ACTIVITY -
I need the number of lines in the following entries that hold the word "this", and no other text.

───── MATERIAL SHOWN

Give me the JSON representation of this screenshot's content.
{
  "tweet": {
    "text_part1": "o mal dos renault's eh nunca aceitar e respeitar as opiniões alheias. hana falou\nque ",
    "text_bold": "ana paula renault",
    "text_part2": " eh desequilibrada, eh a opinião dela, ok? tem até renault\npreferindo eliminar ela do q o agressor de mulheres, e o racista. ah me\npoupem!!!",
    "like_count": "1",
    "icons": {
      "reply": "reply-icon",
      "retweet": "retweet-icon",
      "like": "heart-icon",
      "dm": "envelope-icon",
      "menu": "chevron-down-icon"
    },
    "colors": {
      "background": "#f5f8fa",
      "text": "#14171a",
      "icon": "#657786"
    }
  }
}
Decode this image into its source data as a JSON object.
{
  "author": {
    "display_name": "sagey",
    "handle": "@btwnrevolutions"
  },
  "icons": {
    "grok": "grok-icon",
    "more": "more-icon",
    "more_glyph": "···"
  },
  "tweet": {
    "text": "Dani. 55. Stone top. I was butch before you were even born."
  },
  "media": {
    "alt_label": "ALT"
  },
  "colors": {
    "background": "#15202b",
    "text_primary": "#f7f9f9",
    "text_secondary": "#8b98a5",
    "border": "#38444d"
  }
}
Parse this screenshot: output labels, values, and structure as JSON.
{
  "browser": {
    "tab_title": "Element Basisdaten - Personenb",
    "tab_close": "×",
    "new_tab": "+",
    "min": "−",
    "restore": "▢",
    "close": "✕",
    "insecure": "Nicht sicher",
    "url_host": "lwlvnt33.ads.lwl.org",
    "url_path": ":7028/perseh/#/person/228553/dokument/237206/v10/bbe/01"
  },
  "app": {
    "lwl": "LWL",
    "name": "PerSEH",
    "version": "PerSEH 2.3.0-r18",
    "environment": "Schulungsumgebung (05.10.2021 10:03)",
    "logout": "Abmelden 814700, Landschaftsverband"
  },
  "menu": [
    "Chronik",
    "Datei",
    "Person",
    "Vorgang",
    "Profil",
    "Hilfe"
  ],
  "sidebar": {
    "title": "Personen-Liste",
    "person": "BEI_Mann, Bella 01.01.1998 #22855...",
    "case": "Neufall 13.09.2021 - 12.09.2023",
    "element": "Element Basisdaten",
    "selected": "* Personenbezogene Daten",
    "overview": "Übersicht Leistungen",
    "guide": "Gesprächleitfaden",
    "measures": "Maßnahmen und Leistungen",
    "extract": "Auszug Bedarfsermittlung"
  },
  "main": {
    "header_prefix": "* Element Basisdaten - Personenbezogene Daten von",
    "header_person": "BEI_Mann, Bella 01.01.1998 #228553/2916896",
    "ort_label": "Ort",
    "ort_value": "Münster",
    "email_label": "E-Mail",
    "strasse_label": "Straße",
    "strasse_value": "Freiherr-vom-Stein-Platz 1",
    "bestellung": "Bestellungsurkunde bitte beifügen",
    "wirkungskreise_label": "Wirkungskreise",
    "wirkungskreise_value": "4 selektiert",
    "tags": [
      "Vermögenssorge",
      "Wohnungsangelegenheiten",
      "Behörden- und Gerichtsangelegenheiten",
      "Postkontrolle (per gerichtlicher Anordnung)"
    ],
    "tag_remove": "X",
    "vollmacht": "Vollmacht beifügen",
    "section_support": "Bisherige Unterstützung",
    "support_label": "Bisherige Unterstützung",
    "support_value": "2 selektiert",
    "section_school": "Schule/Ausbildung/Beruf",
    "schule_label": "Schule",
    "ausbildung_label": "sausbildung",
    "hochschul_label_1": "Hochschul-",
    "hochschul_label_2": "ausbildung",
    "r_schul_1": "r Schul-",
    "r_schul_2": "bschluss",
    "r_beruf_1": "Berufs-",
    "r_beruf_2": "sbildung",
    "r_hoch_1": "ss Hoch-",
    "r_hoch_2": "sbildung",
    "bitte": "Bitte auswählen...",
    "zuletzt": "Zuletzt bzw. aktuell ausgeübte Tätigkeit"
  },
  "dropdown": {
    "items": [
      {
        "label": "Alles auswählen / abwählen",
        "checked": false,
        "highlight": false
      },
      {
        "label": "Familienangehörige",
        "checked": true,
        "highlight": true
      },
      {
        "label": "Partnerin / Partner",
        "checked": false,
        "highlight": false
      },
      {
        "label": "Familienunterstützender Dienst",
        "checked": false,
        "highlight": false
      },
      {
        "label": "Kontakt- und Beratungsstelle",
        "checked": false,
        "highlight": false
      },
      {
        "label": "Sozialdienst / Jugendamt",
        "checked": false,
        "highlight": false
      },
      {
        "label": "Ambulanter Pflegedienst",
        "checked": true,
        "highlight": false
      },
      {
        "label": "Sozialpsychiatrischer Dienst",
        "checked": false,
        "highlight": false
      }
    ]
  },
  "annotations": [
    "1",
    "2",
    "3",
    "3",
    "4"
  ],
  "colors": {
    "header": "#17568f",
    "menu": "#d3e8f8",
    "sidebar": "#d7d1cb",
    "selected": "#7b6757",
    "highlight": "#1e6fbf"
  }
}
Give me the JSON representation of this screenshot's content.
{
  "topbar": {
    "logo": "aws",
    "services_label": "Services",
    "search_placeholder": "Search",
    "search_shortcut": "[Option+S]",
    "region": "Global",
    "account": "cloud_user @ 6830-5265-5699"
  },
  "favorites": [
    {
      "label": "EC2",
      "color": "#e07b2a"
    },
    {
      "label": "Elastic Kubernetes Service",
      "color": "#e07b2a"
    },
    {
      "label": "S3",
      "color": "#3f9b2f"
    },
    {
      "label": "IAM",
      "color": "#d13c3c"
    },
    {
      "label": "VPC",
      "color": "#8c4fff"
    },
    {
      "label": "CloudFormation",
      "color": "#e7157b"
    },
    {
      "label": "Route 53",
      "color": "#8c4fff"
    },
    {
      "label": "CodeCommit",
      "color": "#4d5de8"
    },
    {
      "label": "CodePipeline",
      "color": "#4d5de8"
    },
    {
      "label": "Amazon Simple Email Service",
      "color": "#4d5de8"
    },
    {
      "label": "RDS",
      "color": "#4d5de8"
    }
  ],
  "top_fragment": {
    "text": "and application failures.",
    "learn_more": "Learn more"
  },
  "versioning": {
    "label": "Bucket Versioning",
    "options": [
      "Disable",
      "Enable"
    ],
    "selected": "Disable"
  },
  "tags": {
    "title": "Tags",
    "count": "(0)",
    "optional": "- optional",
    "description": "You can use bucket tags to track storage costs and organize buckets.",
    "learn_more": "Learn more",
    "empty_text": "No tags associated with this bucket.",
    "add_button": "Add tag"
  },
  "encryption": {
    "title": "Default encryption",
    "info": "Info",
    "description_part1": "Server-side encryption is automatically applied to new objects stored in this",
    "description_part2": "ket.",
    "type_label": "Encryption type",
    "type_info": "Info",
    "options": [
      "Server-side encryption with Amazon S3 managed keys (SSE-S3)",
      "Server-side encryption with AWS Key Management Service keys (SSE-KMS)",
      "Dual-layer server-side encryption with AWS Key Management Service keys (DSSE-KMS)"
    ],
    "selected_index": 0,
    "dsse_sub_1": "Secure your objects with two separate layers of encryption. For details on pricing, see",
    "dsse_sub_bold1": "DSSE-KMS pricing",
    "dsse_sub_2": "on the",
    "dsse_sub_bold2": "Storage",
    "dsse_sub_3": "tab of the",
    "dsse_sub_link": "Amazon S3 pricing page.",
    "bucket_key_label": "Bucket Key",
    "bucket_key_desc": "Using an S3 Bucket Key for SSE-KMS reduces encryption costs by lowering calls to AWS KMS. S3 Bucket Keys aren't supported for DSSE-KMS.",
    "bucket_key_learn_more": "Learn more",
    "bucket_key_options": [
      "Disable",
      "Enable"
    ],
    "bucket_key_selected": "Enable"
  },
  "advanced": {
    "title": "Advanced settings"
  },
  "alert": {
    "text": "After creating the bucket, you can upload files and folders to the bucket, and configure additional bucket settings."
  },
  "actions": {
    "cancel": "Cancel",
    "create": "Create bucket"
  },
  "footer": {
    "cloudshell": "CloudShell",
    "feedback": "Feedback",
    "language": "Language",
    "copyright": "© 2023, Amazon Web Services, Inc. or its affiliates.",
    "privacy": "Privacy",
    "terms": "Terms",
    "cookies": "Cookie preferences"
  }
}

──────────

OUTPUT OF THE EXERCISE -
6